WHAT TO DO: Copy out all of the data below exactly, so that no word differs from the original.

═══ RECORDED INFORMATION

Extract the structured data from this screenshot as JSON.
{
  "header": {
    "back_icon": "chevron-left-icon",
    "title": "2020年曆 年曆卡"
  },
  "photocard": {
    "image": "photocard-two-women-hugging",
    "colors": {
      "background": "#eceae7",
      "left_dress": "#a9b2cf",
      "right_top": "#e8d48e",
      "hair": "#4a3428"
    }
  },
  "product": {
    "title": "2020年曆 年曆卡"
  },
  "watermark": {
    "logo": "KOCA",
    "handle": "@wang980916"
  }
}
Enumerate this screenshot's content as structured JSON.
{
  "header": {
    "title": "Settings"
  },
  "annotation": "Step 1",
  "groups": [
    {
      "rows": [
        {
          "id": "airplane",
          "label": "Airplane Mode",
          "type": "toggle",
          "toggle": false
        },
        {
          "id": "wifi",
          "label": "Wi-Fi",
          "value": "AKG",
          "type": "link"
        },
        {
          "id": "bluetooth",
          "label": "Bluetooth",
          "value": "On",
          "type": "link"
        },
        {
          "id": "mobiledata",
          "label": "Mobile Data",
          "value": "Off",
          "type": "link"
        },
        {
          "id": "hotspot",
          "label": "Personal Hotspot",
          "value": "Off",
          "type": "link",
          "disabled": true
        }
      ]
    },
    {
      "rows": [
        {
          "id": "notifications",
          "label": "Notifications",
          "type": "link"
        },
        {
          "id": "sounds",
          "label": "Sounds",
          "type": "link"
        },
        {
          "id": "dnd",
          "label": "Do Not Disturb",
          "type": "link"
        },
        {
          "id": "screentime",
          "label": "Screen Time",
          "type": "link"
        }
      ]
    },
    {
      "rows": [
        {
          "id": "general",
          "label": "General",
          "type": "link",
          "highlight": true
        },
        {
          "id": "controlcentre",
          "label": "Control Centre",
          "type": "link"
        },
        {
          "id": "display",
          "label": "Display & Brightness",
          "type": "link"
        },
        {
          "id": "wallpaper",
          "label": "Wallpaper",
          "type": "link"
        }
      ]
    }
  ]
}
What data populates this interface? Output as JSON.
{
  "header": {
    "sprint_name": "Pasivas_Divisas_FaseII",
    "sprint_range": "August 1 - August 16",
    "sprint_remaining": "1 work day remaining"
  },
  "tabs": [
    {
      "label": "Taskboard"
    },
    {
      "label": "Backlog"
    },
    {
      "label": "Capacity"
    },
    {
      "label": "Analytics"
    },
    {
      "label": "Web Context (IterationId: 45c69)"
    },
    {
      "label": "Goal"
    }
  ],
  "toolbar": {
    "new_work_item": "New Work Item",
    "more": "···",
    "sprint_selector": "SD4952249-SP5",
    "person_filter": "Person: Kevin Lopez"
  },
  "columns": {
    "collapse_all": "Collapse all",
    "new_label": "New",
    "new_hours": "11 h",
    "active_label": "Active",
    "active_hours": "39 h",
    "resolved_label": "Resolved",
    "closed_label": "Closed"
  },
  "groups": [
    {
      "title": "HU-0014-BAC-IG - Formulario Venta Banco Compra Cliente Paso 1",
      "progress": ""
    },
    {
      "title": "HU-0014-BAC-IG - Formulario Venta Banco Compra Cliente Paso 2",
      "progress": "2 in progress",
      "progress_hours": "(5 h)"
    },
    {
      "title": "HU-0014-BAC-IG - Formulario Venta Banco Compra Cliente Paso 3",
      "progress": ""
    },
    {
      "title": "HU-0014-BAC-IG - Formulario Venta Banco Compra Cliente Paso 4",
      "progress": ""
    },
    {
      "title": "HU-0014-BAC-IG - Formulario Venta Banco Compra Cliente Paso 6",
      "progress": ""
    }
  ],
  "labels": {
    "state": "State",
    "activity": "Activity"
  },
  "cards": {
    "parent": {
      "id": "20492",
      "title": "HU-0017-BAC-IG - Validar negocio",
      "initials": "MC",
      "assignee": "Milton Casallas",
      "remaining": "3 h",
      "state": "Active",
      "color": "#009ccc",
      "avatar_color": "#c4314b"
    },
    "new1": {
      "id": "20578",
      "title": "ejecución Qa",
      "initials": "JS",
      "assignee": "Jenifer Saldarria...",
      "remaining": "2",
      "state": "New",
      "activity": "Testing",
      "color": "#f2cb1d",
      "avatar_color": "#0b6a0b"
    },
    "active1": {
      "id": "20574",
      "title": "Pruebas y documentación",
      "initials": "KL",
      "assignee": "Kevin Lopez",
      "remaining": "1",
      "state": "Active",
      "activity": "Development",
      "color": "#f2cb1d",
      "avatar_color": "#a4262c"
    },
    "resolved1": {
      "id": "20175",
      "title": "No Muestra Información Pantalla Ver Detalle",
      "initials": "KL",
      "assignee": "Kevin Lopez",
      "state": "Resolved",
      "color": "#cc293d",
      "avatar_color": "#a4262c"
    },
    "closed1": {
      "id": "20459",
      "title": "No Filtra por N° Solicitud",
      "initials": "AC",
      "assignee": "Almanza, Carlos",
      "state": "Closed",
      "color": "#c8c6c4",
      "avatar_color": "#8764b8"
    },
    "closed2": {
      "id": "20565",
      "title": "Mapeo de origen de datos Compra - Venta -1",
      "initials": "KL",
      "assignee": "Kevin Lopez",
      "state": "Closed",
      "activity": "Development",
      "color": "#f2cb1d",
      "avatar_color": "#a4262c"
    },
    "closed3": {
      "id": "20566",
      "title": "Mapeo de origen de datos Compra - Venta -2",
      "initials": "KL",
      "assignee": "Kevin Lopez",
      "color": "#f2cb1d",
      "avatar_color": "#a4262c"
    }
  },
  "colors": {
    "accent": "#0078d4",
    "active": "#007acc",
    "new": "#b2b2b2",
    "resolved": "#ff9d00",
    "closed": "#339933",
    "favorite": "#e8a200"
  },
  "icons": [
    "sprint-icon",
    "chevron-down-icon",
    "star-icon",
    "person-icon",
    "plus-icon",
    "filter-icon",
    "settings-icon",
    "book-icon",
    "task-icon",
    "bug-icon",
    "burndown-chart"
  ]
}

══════

TASK OUTPUT:
Extract the structured data from this screenshot as JSON.
{
  "header": {
    "back_icon": "chevron-left-icon",
    "title": "2020年曆 年曆卡"
  },
  "photocard": {
    "image": "photocard-two-women-hugging",
    "colors": {
      "background": "#eceae7",
      "left_dress": "#a9b2cf",
      "right_top": "#e8d48e",
      "hair": "#4a3428"
    }
  },
  "product": {
    "title": "2020年曆 年曆卡"
  },
  "watermark": {
    "logo": "KOCA",
    "handle": "@wang980916"
  }
}
Enumerate this screenshot's content as structured JSON.
{
  "header": {
    "title": "Settings"
  },
  "annotation": "Step 1",
  "groups": [
    {
      "rows": [
        {
          "id": "airplane",
          "label": "Airplane Mode",
          "type": "toggle",
          "toggle": false
        },
        {
          "id": "wifi",
          "label": "Wi-Fi",
          "value": "AKG",
          "type": "link"
        },
        {
          "id": "bluetooth",
          "label": "Bluetooth",
          "value": "On",
          "type": "link"
        },
        {
          "id": "mobiledata",
          "label": "Mobile Data",
          "value": "Off",
          "type": "link"
        },
        {
          "id": "hotspot",
          "label": "Personal Hotspot",
          "value": "Off",
          "type": "link",
          "disabled": true
        }
      ]
    },
    {
      "rows": [
        {
          "id": "notifications",
          "label": "Notifications",
          "type": "link"
        },
        {
          "id": "sounds",
          "label": "Sounds",
          "type": "link"
        },
        {
          "id": "dnd",
          "label": "Do Not Disturb",
          "type": "link"
        },
        {
          "id": "screentime",
          "label": "Screen Time",
          "type": "link"
        }
      ]
    },
    {
      "rows": [
        {
          "id": "general",
          "label": "General",
          "type": "link",
          "highlight": true
        },
        {
          "id": "controlcentre",
          "label": "Control Centre",
          "type": "link"
        },
        {
          "id": "display",
          "label": "Display & Brightness",
          "type": "link"
        },
        {
          "id": "wallpaper",
          "label": "Wallpaper",
          "type": "link"
        }
      ]
    }
  ]
}
What data populates this interface? Output as JSON.
{
  "header": {
    "sprint_name": "Pasivas_Divisas_FaseII",
    "sprint_range": "August 1 - August 16",
    "sprint_remaining": "1 work day remaining"
  },
  "tabs": [
    {
      "label": "Taskboard"
    },
    {
      "label": "Backlog"
    },
    {
      "label": "Capacity"
    },
    {
      "label": "Analytics"
    },
    {
      "label": "Web Context (IterationId: 45c69)"
    },
    {
      "label": "Goal"
    }
  ],
  "toolbar": {
    "new_work_item": "New Work Item",
    "more": "···",
    "sprint_selector": "SD4952249-SP5",
    "person_filter": "Person: Kevin Lopez"
  },
  "columns": {
    "collapse_all": "Collapse all",
    "new_label": "New",
    "new_hours": "11 h",
    "active_label": "Active",
    "active_hours": "39 h",
    "resolved_label": "Resolved",
    "closed_label": "Closed"
  },
  "groups": [
    {
      "title": "HU-0014-BAC-IG - Formulario Venta Banco Compra Cliente Paso 1",
      "progress": ""
    },
    {
      "title": "HU-0014-BAC-IG - Formulario Venta Banco Compra Cliente Paso 2",
      "progress": "2 in progress",
      "progress_hours": "(5 h)"
    },
    {
      "title": "HU-0014-BAC-IG - Formulario Venta Banco Compra Cliente Paso 3",
      "progress": ""
    },
    {
      "title": "HU-0014-BAC-IG - Formulario Venta Banco Compra Cliente Paso 4",
      "progress": ""
    },
    {
      "title": "HU-0014-BAC-IG - Formulario Venta Banco Compra Cliente Paso 6",
      "progress": ""
    }
  ],
  "labels": {
    "state": "State",
    "activity": "Activity"
  },
  "cards": {
    "parent": {
      "id": "20492",
      "title": "HU-0017-BAC-IG - Validar negocio",
      "initials": "MC",
      "assignee": "Milton Casallas",
      "remaining": "3 h",
      "state": "Active",
      "color": "#009ccc",
      "avatar_color": "#c4314b"
    },
    "new1": {
      "id": "20578",
      "title": "ejecución Qa",
      "initials": "JS",
      "assignee": "Jenifer Saldarria...",
      "remaining": "2",
      "state": "New",
      "activity": "Testing",
      "color": "#f2cb1d",
      "avatar_color": "#0b6a0b"
    },
    "active1": {
      "id": "20574",
      "title": "Pruebas y documentación",
      "initials": "KL",
      "assignee": "Kevin Lopez",
      "remaining": "1",
      "state": "Active",
      "activity": "Development",
      "color": "#f2cb1d",
      "avatar_color": "#a4262c"
    },
    "resolved1": {
      "id": "20175",
      "title": "No Muestra Información Pantalla Ver Detalle",
      "initials": "KL",
      "assignee": "Kevin Lopez",
      "state": "Resolved",
      "color": "#cc293d",
      "avatar_color": "#a4262c"
    },
    "closed1": {
      "id": "20459",
      "title": "No Filtra por N° Solicitud",
      "initials": "AC",
      "assignee": "Almanza, Carlos",
      "state": "Closed",
      "color": "#c8c6c4",
      "avatar_color": "#8764b8"
    },
    "closed2": {
      "id": "20565",
      "title": "Mapeo de origen de datos Compra - Venta -1",
      "initials": "KL",
      "assignee": "Kevin Lopez",
      "state": "Closed",
      "activity": "Development",
      "color": "#f2cb1d",
      "avatar_color": "#a4262c"
    },
    "closed3": {
      "id": "20566",
      "title": "Mapeo de origen de datos Compra - Venta -2",
      "initials": "KL",
      "assignee": "Kevin Lopez",
      "color": "#f2cb1d",
      "avatar_color": "#a4262c"
    }
  },
  "colors": {
    "accent": "#0078d4",
    "active": "#007acc",
    "new": "#b2b2b2",
    "resolved": "#ff9d00",
    "closed": "#339933",
    "favorite": "#e8a200"
  },
  "icons": [
    "sprint-icon",
    "chevron-down-icon",
    "star-icon",
    "person-icon",
    "plus-icon",
    "filter-icon",
    "settings-icon",
    "book-icon",
    "task-icon",
    "bug-icon",
    "burndown-chart"
  ]
}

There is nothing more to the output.